*TASK TO CARRY OUT:* Each record beneath this line is to be copied exactly.

Dataset excerpts
+ + +

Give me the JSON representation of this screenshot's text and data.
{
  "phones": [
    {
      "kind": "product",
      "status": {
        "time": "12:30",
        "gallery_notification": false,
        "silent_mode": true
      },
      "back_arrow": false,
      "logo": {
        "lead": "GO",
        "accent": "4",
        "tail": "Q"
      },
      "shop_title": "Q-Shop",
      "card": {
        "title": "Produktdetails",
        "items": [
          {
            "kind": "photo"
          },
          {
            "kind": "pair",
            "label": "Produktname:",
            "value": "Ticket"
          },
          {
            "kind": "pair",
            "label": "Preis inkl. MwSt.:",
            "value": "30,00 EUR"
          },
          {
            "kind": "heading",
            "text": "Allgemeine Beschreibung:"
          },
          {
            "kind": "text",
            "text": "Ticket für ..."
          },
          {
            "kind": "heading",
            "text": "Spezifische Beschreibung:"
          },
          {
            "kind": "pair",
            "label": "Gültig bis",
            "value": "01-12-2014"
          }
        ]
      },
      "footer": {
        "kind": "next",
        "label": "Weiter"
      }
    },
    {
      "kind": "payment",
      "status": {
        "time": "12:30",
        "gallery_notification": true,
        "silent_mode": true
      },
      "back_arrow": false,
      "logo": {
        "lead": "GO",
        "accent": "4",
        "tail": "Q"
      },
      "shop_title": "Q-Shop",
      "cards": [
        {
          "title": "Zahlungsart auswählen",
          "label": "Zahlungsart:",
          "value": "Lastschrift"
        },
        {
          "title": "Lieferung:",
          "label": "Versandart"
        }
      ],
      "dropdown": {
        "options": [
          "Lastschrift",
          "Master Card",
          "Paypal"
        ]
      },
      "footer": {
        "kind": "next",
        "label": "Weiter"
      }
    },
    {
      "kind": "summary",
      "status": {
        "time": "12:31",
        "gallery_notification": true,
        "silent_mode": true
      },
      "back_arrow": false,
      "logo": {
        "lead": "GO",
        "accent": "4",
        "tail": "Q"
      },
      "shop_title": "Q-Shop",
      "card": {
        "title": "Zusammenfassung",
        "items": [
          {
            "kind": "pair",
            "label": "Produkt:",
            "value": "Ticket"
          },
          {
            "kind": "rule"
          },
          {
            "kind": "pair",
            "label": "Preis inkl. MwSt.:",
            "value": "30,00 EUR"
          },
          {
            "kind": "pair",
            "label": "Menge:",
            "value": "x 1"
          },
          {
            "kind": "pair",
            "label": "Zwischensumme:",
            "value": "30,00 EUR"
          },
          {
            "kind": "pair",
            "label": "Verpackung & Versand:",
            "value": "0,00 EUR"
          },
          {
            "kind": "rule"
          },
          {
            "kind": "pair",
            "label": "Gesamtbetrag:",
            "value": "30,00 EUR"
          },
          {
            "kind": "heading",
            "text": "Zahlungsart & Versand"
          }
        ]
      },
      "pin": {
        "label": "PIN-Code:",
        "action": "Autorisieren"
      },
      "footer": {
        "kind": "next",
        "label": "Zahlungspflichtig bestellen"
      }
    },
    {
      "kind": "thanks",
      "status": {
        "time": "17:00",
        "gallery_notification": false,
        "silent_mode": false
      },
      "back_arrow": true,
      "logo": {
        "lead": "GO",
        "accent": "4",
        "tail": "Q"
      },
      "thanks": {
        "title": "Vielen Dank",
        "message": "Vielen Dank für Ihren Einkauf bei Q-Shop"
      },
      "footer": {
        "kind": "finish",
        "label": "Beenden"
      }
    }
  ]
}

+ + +

*WRITTEN ANSWER:*
Give me the JSON representation of this screenshot's text and data.
{
  "phones": [
    {
      "kind": "product",
      "status": {
        "time": "12:30",
        "gallery_notification": false,
        "silent_mode": true
      },
      "back_arrow": false,
      "logo": {
        "lead": "GO",
        "accent": "4",
        "tail": "Q"
      },
      "shop_title": "Q-Shop",
      "card": {
        "title": "Produktdetails",
        "items": [
          {
            "kind": "photo"
          },
          {
            "kind": "pair",
            "label": "Produktname:",
            "value": "Ticket"
          },
          {
            "kind": "pair",
            "label": "Preis inkl. MwSt.:",
            "value": "30,00 EUR"
          },
          {
            "kind": "heading",
            "text": "Allgemeine Beschreibung:"
          },
          {
            "kind": "text",
            "text": "Ticket für ..."
          },
          {
            "kind": "heading",
            "text": "Spezifische Beschreibung:"
          },
          {
            "kind": "pair",
            "label": "Gültig bis",
            "value": "01-12-2014"
          }
        ]
      },
      "footer": {
        "kind": "next",
        "label": "Weiter"
      }
    },
    {
      "kind": "payment",
      "status": {
        "time": "12:30",
        "gallery_notification": true,
        "silent_mode": true
      },
      "back_arrow": false,
      "logo": {
        "lead": "GO",
        "accent": "4",
        "tail": "Q"
      },
      "shop_title": "Q-Shop",
      "cards": [
        {
          "title": "Zahlungsart auswählen",
          "label": "Zahlungsart:",
          "value": "Lastschrift"
        },
        {
          "title": "Lieferung:",
          "label": "Versandart"
        }
      ],
      "dropdown": {
        "options": [
          "Lastschrift",
          "Master Card",
          "Paypal"
        ]
      },
      "footer": {
        "kind": "next",
        "label": "Weiter"
      }
    },
    {
      "kind": "summary",
      "status": {
        "time": "12:31",
        "gallery_notification": true,
        "silent_mode": true
      },
      "back_arrow": false,
      "logo": {
        "lead": "GO",
        "accent": "4",
        "tail": "Q"
      },
      "shop_title": "Q-Shop",
      "card": {
        "title": "Zusammenfassung",
        "items": [
          {
            "kind": "pair",
            "label": "Produkt:",
            "value": "Ticket"
          },
          {
            "kind": "rule"
          },
          {
            "kind": "pair",
            "label": "Preis inkl. MwSt.:",
            "value": "30,00 EUR"
          },
          {
            "kind": "pair",
            "label": "Menge:",
            "value": "x 1"
          },
          {
            "kind": "pair",
            "label": "Zwischensumme:",
            "value": "30,00 EUR"
          },
          {
            "kind": "pair",
            "label": "Verpackung & Versand:",
            "value": "0,00 EUR"
          },
          {
            "kind": "rule"
          },
          {
            "kind": "pair",
            "label": "Gesamtbetrag:",
            "value": "30,00 EUR"
          },
          {
            "kind": "heading",
            "text": "Zahlungsart & Versand"
          }
        ]
      },
      "pin": {
        "label": "PIN-Code:",
        "action": "Autorisieren"
      },
      "footer": {
        "kind": "next",
        "label": "Zahlungspflichtig bestellen"
      }
    },
    {
      "kind": "thanks",
      "status": {
        "time": "17:00",
        "gallery_notification": false,
        "silent_mode": false
      },
      "back_arrow": true,
      "logo": {
        "lead": "GO",
        "accent": "4",
        "tail": "Q"
      },
      "thanks": {
        "title": "Vielen Dank",
        "message": "Vielen Dank für Ihren Einkauf bei Q-Shop"
      },
      "footer": {
        "kind": "finish",
        "label": "Beenden"
      }
    }
  ]
}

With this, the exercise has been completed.